He wrote the lyrics after he and his wife Shirley Rubinstein - both enthusiastic smokers - found themselves out in the cold every time they wanted to light up on a recent trip to Orkney. "I’m 71, it’s minus four degrees, and I’m going outside!"
Since then Boisdale of Belgravia has hosted a number of Forest events including Smoke-free England? (2008) which marked the first anniversary of the smoking ban and attracted the likes of David Hockney and Nigel Farage.
Other events included parties to celebrate our 30th and 35th anniversaries in 2009 and 2014 respectively.
City AM described the latter thus:
Forest, the pro-smoking lobby group, celebrated its 35th anniversary at one of finance's favourite watering holes last night. Boisdale Belgravia happily provided an ample heated smoking area along with Cuban cocktails and Latin canapes.
"The world is obsessed with people's rights, but one sizeable group with no rights are smokers," Boisdale owner Ranald Macdonald told us. "There's one organisation which defends their rights and that's Forest."
Eighties pop icon Joe Jackson flew in from Berlin and several MPs popped along to get some fresh air, including Nigel Evans and David Nuttall who were played to by Macdonald's son's band Hidden Charms.
In 2011 a new restaurant, Boisdale of Canary Wharf, was opened. Within a year it was the venue for another event, the annual Freedom Dinner.
Forest and Boisdale have now co-hosted five Freedom Dinners with a sixth scheduled for later this year.
Prior to that Boisdale will support another event, this one marking the publication of the recent report The Pleasure of Smoking: The Views of Confirmed Smokers.
If I tell you that Ranald himself will be speaking you might like to make a note of the date (Wednesday February 22) and the venue (Institute of Economic Affairs).
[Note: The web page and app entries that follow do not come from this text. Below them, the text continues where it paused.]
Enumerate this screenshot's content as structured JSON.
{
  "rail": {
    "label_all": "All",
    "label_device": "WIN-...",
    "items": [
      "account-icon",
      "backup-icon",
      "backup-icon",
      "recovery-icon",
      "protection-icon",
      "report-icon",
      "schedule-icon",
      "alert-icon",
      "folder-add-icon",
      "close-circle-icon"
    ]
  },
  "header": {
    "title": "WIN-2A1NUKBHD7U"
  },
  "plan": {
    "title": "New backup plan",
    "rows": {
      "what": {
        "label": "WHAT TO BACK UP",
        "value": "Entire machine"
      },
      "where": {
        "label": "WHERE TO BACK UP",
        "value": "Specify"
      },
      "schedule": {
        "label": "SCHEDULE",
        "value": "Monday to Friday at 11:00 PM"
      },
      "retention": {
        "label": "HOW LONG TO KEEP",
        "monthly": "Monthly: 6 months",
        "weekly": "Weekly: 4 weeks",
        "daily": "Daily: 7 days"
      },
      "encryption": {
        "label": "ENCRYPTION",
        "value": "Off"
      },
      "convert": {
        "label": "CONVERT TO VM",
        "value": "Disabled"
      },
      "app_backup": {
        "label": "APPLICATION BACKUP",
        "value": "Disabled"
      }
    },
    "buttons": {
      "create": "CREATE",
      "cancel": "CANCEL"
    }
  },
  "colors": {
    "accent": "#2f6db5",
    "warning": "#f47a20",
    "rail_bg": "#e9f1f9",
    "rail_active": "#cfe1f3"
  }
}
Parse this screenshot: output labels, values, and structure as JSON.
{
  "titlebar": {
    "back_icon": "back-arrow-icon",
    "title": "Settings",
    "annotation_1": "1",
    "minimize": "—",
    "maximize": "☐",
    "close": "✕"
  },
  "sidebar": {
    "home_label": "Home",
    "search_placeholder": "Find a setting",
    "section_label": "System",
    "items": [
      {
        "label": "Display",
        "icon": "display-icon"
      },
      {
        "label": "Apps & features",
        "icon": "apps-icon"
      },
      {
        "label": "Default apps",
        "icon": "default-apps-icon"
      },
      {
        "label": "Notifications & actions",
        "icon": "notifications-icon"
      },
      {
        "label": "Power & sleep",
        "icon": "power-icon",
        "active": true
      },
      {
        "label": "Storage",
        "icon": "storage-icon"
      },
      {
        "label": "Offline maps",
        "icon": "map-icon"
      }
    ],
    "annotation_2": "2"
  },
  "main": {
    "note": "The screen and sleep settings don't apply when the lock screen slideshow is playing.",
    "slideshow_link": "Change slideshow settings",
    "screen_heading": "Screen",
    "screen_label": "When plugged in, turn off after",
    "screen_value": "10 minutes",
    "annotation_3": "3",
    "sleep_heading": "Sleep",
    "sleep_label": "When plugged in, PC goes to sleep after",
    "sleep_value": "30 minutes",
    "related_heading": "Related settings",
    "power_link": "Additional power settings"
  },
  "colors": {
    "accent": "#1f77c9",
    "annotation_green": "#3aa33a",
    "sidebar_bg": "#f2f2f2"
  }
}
Full details next week.
Below: Forest's 30th anniversary party at Boisdale in 2009.